WHAT THE TASK REQUIRES: In the entries below, filter for the word "JSON" and copy every matching line.

----

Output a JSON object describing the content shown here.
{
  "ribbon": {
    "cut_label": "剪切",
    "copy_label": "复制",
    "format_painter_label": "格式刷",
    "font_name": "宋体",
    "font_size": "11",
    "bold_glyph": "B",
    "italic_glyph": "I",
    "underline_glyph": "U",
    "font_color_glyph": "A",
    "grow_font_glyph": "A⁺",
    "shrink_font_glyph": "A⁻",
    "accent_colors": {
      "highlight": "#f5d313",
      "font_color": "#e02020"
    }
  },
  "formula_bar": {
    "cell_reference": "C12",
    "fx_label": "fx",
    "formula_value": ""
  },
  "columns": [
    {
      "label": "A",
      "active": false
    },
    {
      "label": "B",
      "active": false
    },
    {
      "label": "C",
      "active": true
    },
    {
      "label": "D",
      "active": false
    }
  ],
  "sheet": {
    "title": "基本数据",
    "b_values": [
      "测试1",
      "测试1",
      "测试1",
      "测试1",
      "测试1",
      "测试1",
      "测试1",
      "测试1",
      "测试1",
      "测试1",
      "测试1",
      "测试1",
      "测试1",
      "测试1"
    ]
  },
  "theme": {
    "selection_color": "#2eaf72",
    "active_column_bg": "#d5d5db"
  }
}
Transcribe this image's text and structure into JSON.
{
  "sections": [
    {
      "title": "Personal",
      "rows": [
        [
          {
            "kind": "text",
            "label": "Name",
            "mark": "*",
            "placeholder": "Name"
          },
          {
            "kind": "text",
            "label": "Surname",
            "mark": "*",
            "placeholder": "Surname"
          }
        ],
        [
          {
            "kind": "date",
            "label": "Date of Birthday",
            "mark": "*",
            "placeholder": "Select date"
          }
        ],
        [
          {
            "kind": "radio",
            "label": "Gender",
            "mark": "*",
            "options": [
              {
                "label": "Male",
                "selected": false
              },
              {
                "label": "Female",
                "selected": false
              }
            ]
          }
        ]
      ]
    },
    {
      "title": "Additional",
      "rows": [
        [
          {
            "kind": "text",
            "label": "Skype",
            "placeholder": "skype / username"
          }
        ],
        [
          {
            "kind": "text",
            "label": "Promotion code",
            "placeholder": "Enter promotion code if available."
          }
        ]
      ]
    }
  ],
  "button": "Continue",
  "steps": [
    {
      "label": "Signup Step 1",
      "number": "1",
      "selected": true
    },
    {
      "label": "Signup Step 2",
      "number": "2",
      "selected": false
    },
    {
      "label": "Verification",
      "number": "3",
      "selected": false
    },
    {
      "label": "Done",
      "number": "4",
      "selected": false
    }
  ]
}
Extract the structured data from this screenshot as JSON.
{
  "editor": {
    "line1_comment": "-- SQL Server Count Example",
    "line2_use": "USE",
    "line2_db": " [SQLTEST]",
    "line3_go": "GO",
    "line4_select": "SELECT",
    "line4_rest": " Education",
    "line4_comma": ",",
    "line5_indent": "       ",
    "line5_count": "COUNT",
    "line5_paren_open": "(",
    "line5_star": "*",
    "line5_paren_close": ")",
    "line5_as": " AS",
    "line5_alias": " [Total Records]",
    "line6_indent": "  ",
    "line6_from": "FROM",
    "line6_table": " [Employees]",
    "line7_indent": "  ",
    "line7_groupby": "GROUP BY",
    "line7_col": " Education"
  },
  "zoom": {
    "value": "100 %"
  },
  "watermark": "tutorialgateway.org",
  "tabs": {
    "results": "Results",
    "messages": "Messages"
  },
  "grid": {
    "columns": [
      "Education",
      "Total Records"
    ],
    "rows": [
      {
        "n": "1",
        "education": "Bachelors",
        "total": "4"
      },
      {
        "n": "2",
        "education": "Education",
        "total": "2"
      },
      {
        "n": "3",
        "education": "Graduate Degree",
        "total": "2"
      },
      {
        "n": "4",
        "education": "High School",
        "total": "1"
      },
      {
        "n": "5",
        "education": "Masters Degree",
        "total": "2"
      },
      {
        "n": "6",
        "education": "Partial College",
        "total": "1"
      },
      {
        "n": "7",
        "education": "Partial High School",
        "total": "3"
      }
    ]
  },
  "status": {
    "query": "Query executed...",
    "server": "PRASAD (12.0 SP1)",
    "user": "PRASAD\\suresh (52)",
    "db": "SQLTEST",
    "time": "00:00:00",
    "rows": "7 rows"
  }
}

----

OUTPUT:
Output a JSON object describing the content shown here.
Transcribe this image's text and structure into JSON.
Extract the structured data from this screenshot as JSON.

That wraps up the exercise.